The tradition of pardoning the gift turkey is believed to have started with Jimmy Carter and has continued since. Before then, presidents just said: "Yumm-yumm, off with its head," or some such thing.
This act of mercy delights the children and is a relief to the White House kitchen staff, which would have to do the dirty work. And it's a matter of indifference to the press, which thinks nothing of beheading politicians, so why should it worry about a big, dumb bird?
You would think that something as innocuous as this ceremony -- a tired, dispirited, lame-duck president sparing the life of a turkey -- would attract hardly any attention, much less cause controversy.
But we are in the age of political correctness, when almost anything a person does -- even nothing -- is enough to cause some special interest group to get huffy.
And it happened with the turkey.
No sooner did Bush issue his presidential pardon when he came under attack from not one but two sets of blabber-mouths.
First came someone named Robin Walker, who is a spokescreature for an outfit called People for the Ethical Treatment of Animals.
Ms. Walker said that sparing the life of that one turkey wasn't enough.
"You can't hide the 45 million dead turkeys behind a presidential pardon of one bird," she said.
"The reality is that 45 million birds will be killed to celebrate Thanksgiving. We can celebrate this family tradition with compassion and that means not eating a bird. It's time for Americans to adopt a compassion diet."
Ms. Walker had hardly finished when another blast came from someone named Mark LaRochelle, the spokescreature for an outfit called Putting People First, which is engaged in philosophical warfare with the animal rights activists.
He criticized Bush for pardoning that one turkey, saying: "There is a very old tradition of eating turkeys. Sending them to petting zoos seems to disparage the poultry farmers. . . . It is a little hypocritical that the president then goes out and eats a turkey which somebody else had to slaughter. The message it's sending is very negative."
So on the one hand, we have Ms. Walker the turkey lover saying that the president should have issued a pardon to the 45 million turkeys that we will eat.
That strikes me as being impractical. You spare the lives of 45 million turkeys and what is going to become of them? They have no value alive, so they will be set free. Then this country will be overrun by turkeys. We will have turkeys everywhere. Is Ms. Walker prepared to take care of 45 million homeless turkeys?
The next step would be for some turkey-loving activists to demand that Congress fund programs to build homeless turkey shelters or to provide training for turkeys to become peacocks.
On the other hand, we have this meat-eating fellow Mark LaRochelle griping about one turkey being spared and accusing Bush of hypocrisy for eating a turkey that someone else dispatched.
Well, what would this Mark LaRochelle have Bush do? Maybe whip out an ax right there in the Rose Garden and lop off the turkey's head? History probably won't be kind to him anyway, but should he be remembered as the Turkey Splitter?
And what about the children in the Rose Garden and watching on TV? It would send them into shock, which would open Bush up to millions of dollars in lawsuits by their parents.

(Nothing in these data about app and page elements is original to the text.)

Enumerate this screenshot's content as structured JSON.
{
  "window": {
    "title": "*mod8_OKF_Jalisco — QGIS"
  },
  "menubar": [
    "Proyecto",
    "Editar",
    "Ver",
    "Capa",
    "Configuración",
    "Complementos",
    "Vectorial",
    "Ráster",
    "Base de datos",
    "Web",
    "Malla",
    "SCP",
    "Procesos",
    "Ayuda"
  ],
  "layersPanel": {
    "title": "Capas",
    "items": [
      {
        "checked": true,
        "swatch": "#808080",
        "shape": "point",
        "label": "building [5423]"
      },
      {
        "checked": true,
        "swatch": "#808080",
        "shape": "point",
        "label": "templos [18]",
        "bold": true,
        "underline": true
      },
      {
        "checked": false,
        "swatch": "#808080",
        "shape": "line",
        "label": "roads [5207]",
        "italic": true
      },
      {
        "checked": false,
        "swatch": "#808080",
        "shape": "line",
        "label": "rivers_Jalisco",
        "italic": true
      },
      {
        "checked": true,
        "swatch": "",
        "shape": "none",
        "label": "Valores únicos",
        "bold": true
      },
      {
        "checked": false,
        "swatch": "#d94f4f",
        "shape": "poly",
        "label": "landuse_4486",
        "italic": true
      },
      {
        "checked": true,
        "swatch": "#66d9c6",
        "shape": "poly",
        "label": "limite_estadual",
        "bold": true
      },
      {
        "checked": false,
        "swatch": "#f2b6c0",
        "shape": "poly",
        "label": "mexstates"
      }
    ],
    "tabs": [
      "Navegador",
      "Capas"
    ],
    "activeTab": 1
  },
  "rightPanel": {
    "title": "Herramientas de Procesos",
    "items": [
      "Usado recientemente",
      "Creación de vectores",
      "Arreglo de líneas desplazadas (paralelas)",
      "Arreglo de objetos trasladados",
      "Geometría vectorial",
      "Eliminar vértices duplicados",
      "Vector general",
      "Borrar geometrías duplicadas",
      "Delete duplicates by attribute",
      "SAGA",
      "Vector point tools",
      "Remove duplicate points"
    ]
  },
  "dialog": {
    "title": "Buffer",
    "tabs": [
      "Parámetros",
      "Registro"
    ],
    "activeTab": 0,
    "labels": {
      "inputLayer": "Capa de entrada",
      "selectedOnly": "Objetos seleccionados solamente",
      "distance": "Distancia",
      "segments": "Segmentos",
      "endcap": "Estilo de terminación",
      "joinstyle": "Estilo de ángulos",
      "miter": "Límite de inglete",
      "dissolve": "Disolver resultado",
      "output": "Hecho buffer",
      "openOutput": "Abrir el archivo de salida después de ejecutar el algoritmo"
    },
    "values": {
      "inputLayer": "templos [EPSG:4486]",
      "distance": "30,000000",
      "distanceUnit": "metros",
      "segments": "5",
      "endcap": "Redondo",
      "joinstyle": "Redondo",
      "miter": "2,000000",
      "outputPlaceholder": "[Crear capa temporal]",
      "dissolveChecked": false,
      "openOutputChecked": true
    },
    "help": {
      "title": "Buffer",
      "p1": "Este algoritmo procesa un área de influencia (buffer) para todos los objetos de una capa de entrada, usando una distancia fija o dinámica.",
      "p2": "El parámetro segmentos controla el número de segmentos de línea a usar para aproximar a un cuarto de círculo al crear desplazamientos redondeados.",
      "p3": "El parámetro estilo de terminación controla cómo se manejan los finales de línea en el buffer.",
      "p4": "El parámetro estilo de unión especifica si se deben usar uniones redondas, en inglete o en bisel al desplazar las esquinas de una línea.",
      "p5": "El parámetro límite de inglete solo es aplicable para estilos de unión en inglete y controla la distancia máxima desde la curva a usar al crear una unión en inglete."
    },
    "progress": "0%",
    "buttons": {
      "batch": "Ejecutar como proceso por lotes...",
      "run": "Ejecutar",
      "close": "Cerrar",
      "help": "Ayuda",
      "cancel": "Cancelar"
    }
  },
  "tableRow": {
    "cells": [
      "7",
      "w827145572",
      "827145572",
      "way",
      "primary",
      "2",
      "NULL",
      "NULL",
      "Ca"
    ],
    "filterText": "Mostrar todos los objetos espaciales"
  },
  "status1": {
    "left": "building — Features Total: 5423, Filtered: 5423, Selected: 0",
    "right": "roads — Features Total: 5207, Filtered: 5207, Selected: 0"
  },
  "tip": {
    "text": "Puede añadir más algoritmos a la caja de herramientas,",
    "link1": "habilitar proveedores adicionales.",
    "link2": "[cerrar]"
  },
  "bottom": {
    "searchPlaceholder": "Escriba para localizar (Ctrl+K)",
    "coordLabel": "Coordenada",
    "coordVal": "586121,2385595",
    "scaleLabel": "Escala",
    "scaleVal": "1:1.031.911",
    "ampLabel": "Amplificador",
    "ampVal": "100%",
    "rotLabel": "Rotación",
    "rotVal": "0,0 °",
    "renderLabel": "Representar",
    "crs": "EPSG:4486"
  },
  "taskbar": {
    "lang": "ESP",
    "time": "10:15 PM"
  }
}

xTC This is an example of the loony age we live in. Give one turkey a break and you're caught in a cross fire between the tofu-eaters and the flesh-chompers.
But maybe it gave Bush material for a Thanksgiving table prayer. Something like: "Lord, thank you for this bountiful blessing. And, after giving it further thought, thank you for getting me out of this goofy job. Who needs it?"